◆ **ASSIGNED TASK**
Going through the data below, copy out each line where the word "this" shows up.

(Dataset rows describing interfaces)
....

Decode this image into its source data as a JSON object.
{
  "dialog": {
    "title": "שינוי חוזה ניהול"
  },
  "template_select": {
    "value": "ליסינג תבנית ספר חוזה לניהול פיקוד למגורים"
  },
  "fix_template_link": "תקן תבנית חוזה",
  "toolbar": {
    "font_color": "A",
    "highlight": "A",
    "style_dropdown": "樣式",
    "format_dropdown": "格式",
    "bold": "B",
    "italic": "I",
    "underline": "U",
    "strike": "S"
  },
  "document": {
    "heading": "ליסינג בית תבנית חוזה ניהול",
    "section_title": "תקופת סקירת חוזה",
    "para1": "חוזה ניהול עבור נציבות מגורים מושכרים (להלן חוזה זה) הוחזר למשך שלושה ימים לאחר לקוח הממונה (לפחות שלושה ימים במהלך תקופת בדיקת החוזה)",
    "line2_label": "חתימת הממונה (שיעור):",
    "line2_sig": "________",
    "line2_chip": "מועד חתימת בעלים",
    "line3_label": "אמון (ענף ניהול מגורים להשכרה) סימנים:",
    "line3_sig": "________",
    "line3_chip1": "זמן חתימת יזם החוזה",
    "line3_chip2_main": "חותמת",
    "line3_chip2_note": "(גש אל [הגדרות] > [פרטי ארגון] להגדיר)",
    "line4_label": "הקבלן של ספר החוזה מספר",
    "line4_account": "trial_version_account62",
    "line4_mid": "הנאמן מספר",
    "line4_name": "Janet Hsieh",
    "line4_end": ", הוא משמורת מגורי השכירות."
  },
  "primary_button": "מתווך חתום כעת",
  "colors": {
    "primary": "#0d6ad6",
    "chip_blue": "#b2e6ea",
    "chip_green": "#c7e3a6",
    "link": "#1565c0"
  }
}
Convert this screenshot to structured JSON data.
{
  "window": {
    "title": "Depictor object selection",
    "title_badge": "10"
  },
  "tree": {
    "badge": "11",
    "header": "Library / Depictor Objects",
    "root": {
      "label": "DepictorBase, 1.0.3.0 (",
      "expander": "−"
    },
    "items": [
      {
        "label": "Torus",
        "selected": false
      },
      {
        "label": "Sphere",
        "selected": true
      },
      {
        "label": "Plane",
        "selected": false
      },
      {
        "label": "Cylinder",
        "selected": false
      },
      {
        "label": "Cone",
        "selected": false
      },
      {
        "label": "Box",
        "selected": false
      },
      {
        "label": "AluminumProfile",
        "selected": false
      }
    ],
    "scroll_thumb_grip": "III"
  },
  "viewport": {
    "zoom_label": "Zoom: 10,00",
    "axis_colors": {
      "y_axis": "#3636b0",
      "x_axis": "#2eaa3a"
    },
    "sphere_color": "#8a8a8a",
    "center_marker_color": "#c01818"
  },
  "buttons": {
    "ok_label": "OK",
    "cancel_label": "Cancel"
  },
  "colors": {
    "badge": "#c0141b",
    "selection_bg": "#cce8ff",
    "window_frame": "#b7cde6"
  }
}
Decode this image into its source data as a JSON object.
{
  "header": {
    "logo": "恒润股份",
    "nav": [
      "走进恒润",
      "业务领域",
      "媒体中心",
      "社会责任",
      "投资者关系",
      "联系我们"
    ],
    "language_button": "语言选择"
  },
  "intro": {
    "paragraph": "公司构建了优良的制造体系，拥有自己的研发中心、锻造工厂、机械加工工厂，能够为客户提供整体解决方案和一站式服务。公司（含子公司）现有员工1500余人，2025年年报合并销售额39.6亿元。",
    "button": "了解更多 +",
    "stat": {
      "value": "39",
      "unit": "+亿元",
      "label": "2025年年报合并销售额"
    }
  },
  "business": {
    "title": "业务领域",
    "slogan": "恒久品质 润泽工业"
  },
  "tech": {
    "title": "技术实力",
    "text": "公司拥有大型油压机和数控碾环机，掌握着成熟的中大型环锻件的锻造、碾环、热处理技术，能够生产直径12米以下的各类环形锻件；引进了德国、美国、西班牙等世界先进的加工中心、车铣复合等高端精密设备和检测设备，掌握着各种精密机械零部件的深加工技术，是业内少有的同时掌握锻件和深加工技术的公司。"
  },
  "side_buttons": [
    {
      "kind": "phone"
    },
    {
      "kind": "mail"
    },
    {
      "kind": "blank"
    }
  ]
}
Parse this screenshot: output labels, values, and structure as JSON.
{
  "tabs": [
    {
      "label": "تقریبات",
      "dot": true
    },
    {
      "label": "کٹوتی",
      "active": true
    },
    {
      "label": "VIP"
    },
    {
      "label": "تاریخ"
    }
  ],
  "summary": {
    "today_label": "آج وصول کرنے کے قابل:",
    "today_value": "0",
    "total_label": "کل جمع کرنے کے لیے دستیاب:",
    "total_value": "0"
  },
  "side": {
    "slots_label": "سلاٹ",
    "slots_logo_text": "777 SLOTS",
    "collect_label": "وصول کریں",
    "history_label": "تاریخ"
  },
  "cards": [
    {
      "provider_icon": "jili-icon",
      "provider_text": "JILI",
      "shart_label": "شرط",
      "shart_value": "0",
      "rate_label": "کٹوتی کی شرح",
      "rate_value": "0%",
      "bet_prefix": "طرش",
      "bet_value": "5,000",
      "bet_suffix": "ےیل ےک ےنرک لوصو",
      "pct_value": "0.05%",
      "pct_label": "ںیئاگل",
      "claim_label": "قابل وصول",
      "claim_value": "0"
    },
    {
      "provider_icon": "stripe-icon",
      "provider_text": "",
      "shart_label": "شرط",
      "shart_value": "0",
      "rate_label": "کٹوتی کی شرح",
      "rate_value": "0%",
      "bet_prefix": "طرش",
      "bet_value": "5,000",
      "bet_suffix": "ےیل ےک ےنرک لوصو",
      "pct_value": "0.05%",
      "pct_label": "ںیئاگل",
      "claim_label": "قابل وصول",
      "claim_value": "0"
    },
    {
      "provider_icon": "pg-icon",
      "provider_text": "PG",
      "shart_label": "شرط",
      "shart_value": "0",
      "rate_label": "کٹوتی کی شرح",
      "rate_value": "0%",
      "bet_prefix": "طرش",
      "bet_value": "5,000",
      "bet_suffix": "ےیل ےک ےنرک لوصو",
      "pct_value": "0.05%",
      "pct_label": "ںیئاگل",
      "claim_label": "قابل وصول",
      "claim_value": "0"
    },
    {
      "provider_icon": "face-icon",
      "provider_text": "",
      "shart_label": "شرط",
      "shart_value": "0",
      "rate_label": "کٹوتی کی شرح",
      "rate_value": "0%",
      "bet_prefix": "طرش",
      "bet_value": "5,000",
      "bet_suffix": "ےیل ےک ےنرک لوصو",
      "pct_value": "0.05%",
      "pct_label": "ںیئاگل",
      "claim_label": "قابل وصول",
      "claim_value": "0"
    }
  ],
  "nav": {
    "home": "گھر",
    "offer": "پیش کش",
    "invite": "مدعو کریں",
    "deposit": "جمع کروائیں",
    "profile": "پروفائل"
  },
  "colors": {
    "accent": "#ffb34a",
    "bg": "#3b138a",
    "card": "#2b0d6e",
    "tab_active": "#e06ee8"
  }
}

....

◆ **TASK OUTPUT**
Decode this image into its source data as a JSON object.
Convert this screenshot to structured JSON data.
Decode this image into its source data as a JSON object.
Parse this screenshot: output labels, values, and structure as JSON.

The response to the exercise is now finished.